[RECORDS SHOWN Boundary: Start]
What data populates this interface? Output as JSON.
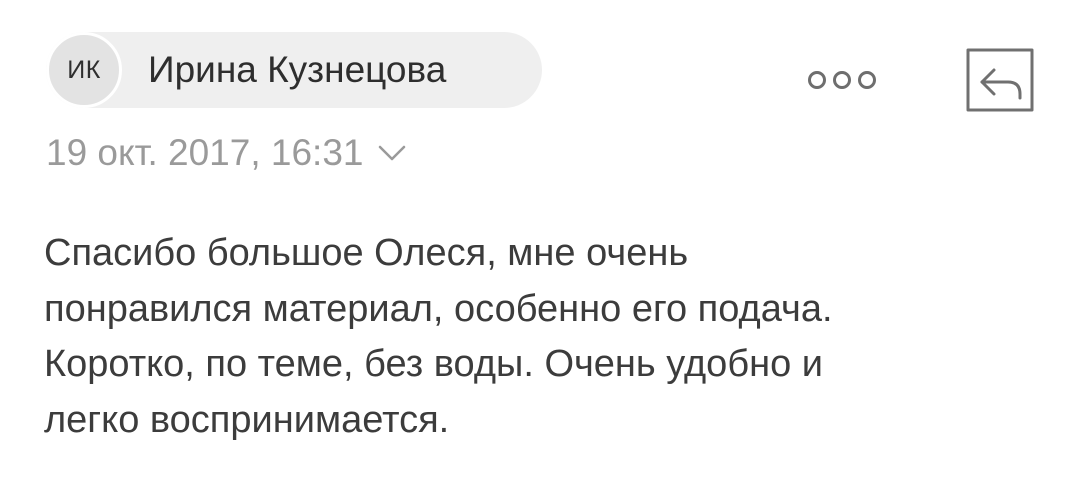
{
  "sender": {
    "initials": "ИК",
    "name": "Ирина Кузнецова"
  },
  "header": {
    "more_icon": "more-dots-icon",
    "reply_icon": "reply-icon"
  },
  "message": {
    "datetime": "19 окт. 2017, 16:31",
    "details_icon": "chevron-down-icon",
    "body_lines": [
      "Спасибо большое Олеся, мне очень",
      "понравился материал, особенно его подача.",
      "Коротко, по теме, без воды. Очень удобно и",
      "легко воспринимается."
    ]
  }
}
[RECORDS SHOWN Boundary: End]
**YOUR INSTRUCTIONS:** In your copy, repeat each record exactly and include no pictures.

**ANSWER FOR THIS EXERCISE:**
What data populates this interface? Output as JSON.
{
  "sender": {
    "initials": "ИК",
    "name": "Ирина Кузнецова"
  },
  "header": {
    "more_icon": "more-dots-icon",
    "reply_icon": "reply-icon"
  },
  "message": {
    "datetime": "19 окт. 2017, 16:31",
    "details_icon": "chevron-down-icon",
    "body_lines": [
      "Спасибо большое Олеся, мне очень",
      "понравился материал, особенно его подача.",
      "Коротко, по теме, без воды. Очень удобно и",
      "легко воспринимается."
    ]
  }
}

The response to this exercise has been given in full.